Dallas To look at Eric Clapton from the neck up Tuesday night, one would've thought he wanted to be anywhere other than where he was. An expressionless face sporting a thousand-yard stare, betraying no evidence of how he felt to be on stage before an adoring audience at the American Airlines Center.
Glance at his body from the shoulders down, however, and it was a wholly different story. Restless hands working acoustic and electric guitars with equal fervor, his fingers setting off fretboard fireworks at regular intervals. Even his legs -- occasionally bracing the 67-year-old singer-songwriter against a squall of notes -- appeared animated.
Perhaps his upper half was merely reflecting what he told Rolling Stone last month, that he plans to stop touring when he turns 70 in three years, citing the wear and tear of traveling. If Clapton does indeed call it a day on the road, it's a shame, as Tuesday's two hour-plus performance was a dynamic showcase for his multitude of sonic styles. Touring behind his just-released LP Old Sock, Clapton didn't feature much from the record, instead roaming the breadth of his back catalog and, of course, paying homage to the bluesmen he so reveres.
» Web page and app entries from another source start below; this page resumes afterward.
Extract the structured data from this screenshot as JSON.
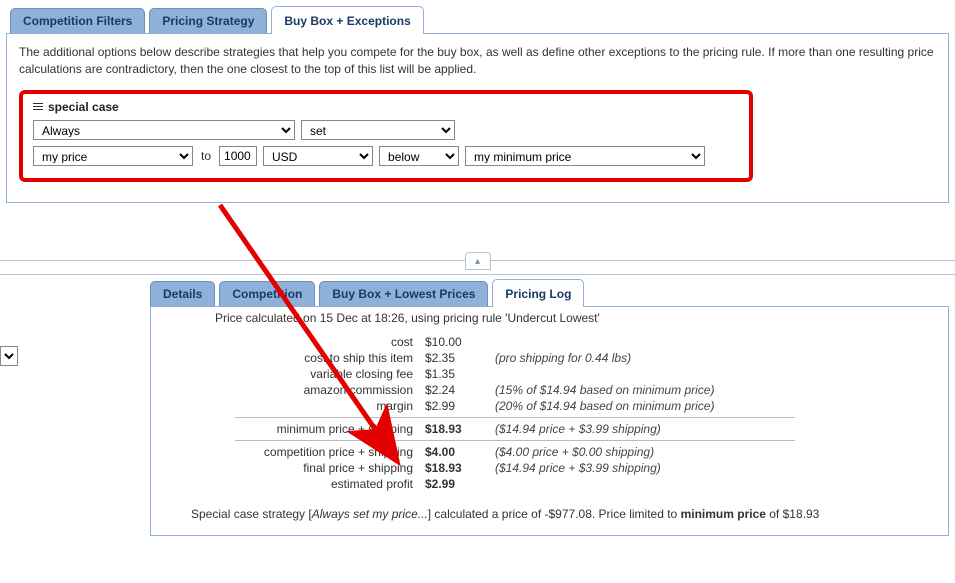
{
  "upper_tabs": {
    "competition_filters": "Competition Filters",
    "pricing_strategy": "Pricing Strategy",
    "buy_box_exceptions": "Buy Box + Exceptions"
  },
  "intro_text": "The additional options below describe strategies that help you compete for the buy box, as well as define other exceptions to the pricing rule. If more than one resulting price calculations are contradictory, then the one closest to the top of this list will be applied.",
  "special_case": {
    "legend": "special case",
    "select_when": "Always",
    "select_action": "set",
    "select_target": "my price",
    "to_label": "to",
    "number_value": "1000",
    "currency": "USD",
    "relation": "below",
    "reference": "my minimum price"
  },
  "lower_tabs": {
    "details": "Details",
    "competition": "Competition",
    "buy_box_lowest": "Buy Box + Lowest Prices",
    "pricing_log": "Pricing Log"
  },
  "pricing_log": {
    "header": "Price calculated on 15 Dec at 18:26, using pricing rule 'Undercut Lowest'",
    "rows": {
      "cost": {
        "label": "cost",
        "value": "$10.00",
        "note": ""
      },
      "cost_ship": {
        "label": "cost to ship this item",
        "value": "$2.35",
        "note": "(pro shipping for 0.44 lbs)"
      },
      "vcf": {
        "label": "variable closing fee",
        "value": "$1.35",
        "note": ""
      },
      "commission": {
        "label": "amazon commission",
        "value": "$2.24",
        "note": "(15% of $14.94 based on minimum price)"
      },
      "margin": {
        "label": "margin",
        "value": "$2.99",
        "note": "(20% of $14.94 based on minimum price)"
      },
      "min_ship": {
        "label": "minimum price + shipping",
        "value": "$18.93",
        "note": "($14.94 price + $3.99 shipping)"
      },
      "comp_ship": {
        "label": "competition price + shipping",
        "value": "$4.00",
        "note": "($4.00 price + $0.00 shipping)"
      },
      "final_ship": {
        "label": "final price + shipping",
        "value": "$18.93",
        "note": "($14.94 price + $3.99 shipping)"
      },
      "profit": {
        "label": "estimated profit",
        "value": "$2.99",
        "note": ""
      }
    },
    "footnote_pre": "Special case strategy [",
    "footnote_em": "Always set my price...",
    "footnote_mid": "] calculated a price of -$977.08. Price limited to ",
    "footnote_bold": "minimum price",
    "footnote_post": " of $18.93"
  }
}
The British rock legend also generously ceded the spotlight to his ace backing band, which featured Doyle Bramhall II on guitar; Steve Jordan on drums; Greg Leisz on pedal steel and ex-Squeeze vocalist Paul Carrack on keyboards (Carrack even had the opportunity to air out a couple Squeeze tunes during the main set). Each member displayed an off-hand brilliance that was breathtaking: Bramhall's scorching solo during Little Queen of Spades was stunning, while Leisz artfully draped pedal steel behind an acoustic take on Layla that brought the classic rock tune into Nashville city limits.
As Clapton cranked up Sunshine of Your Love for the encore, it felt simultaneously thrilling and grinding. And that, in essence, is the dichotomy the man finds himself wrestling with at this stage of his career. For every moment of musical transcendence, there must be another, more punishing moment of unavoidable reality.
After a half century of making crowds roar and his fingers dance along the necks of his guitars, maybe Eric Clapton has decided the cost is too high. We are the poorer for it.